Stored entries:
┄┄┄┄┄┄
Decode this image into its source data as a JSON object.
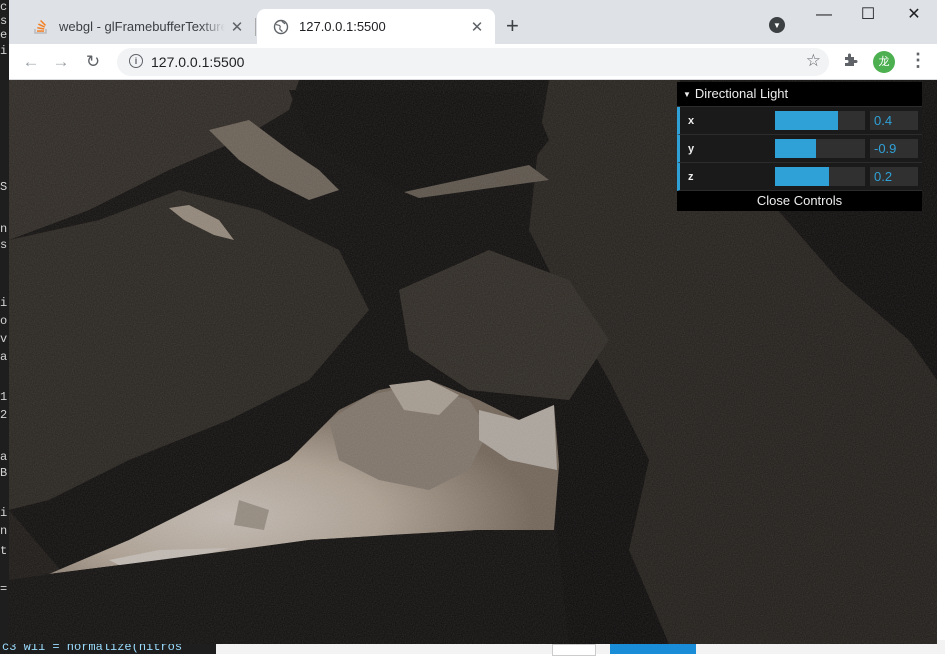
{
  "browser": {
    "tabs": [
      {
        "title": "webgl - glFramebufferTexture2D",
        "active": false
      },
      {
        "title": "127.0.0.1:5500",
        "active": true
      }
    ],
    "address": "127.0.0.1:5500",
    "profile_initial": "龙",
    "window_controls": {
      "minimize": "—",
      "maximize": "☐",
      "close": "✕"
    }
  },
  "gui": {
    "folder_title": "Directional Light",
    "controls": [
      {
        "label": "x",
        "value": "0.4",
        "fill": 0.7
      },
      {
        "label": "y",
        "value": "-0.9",
        "fill": 0.45
      },
      {
        "label": "z",
        "value": "0.2",
        "fill": 0.6
      }
    ],
    "close_label": "Close Controls"
  },
  "background": {
    "editor_bottom_text": "c3 w11 = normalize(nitros",
    "left_letters": [
      "c",
      "s",
      "e",
      "i",
      "S",
      "n",
      "s",
      "i",
      "o",
      "v",
      "a",
      "1",
      "2",
      "a",
      "B",
      "i",
      "n",
      "t",
      "="
    ]
  },
  "colors": {
    "accent": "#2fa1d6",
    "avatar": "#4caf50"
  }
}
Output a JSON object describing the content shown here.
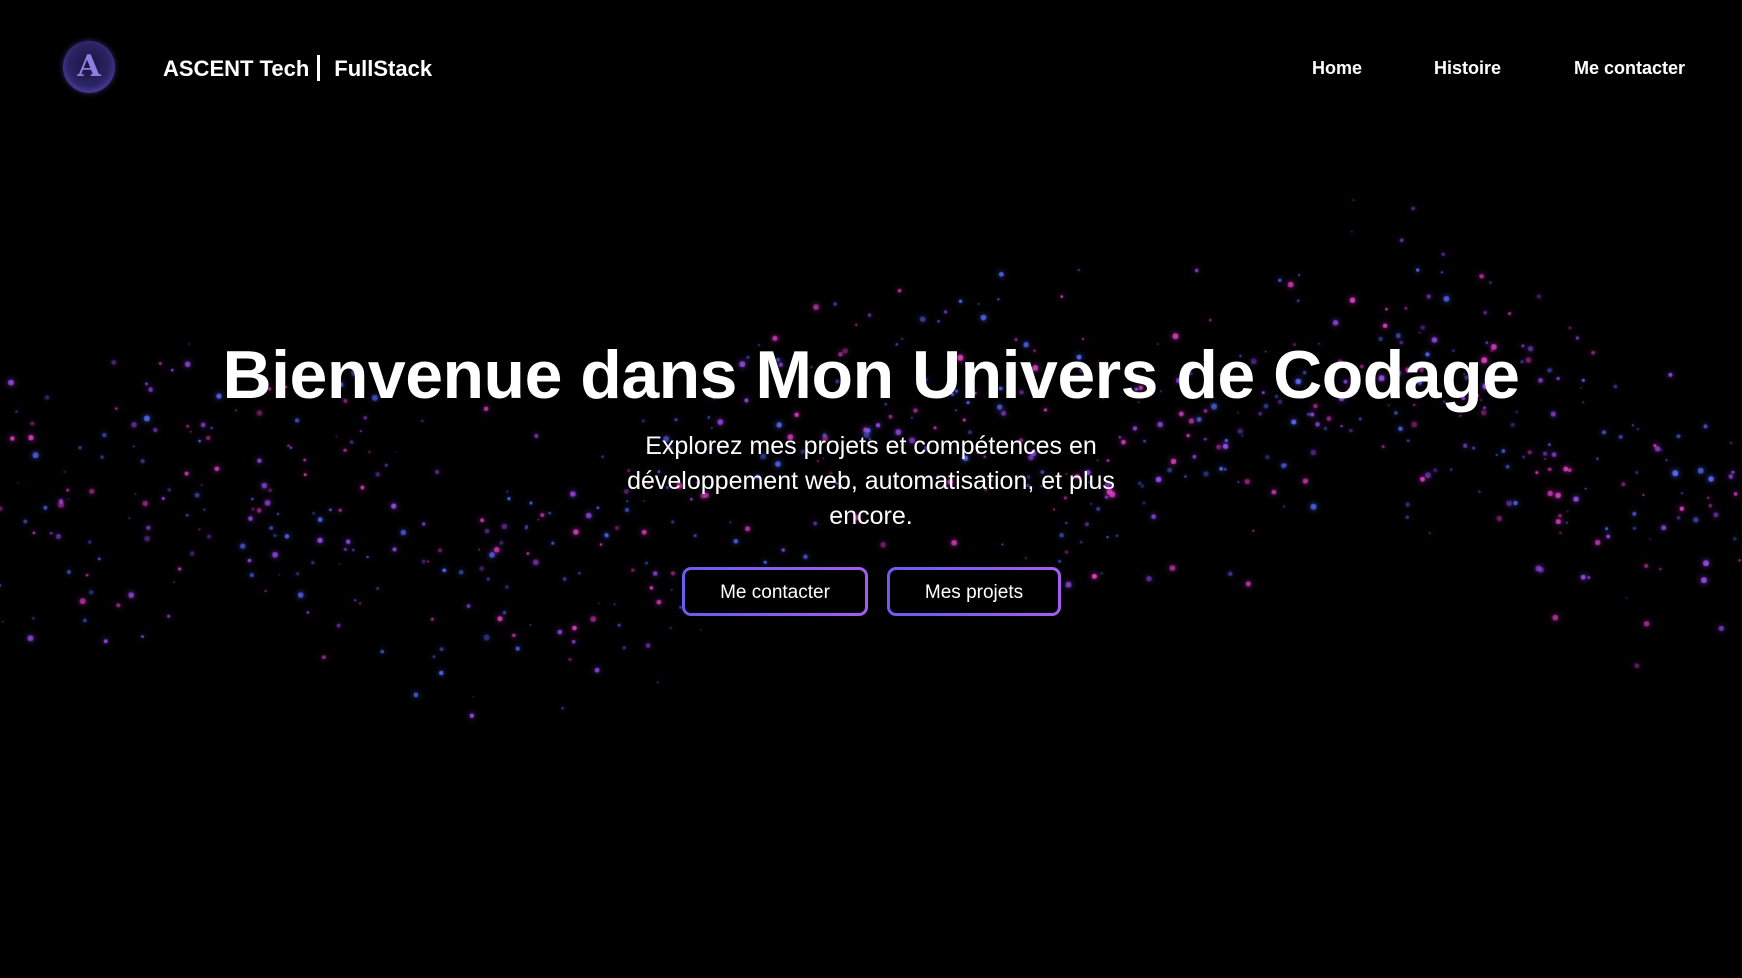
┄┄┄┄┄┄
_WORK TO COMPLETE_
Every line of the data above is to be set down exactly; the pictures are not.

_THE COMPLETED TASK_
Decode this image into its source data as a JSON object.
{
  "browser": {
    "tabs": [
      {
        "title": "webgl - glFramebufferTexture2D",
        "active": false
      },
      {
        "title": "127.0.0.1:5500",
        "active": true
      }
    ],
    "address": "127.0.0.1:5500",
    "profile_initial": "龙",
    "window_controls": {
      "minimize": "—",
      "maximize": "☐",
      "close": "✕"
    }
  },
  "gui": {
    "folder_title": "Directional Light",
    "controls": [
      {
        "label": "x",
        "value": "0.4",
        "fill": 0.7
      },
      {
        "label": "y",
        "value": "-0.9",
        "fill": 0.45
      },
      {
        "label": "z",
        "value": "0.2",
        "fill": 0.6
      }
    ],
    "close_label": "Close Controls"
  },
  "background": {
    "editor_bottom_text": "c3 w11 = normalize(nitros",
    "left_letters": [
      "c",
      "s",
      "e",
      "i",
      "S",
      "n",
      "s",
      "i",
      "o",
      "v",
      "a",
      "1",
      "2",
      "a",
      "B",
      "i",
      "n",
      "t",
      "="
    ]
  },
  "colors": {
    "accent": "#2fa1d6",
    "avatar": "#4caf50"
  }
}
Output a JSON object describing the content shown here.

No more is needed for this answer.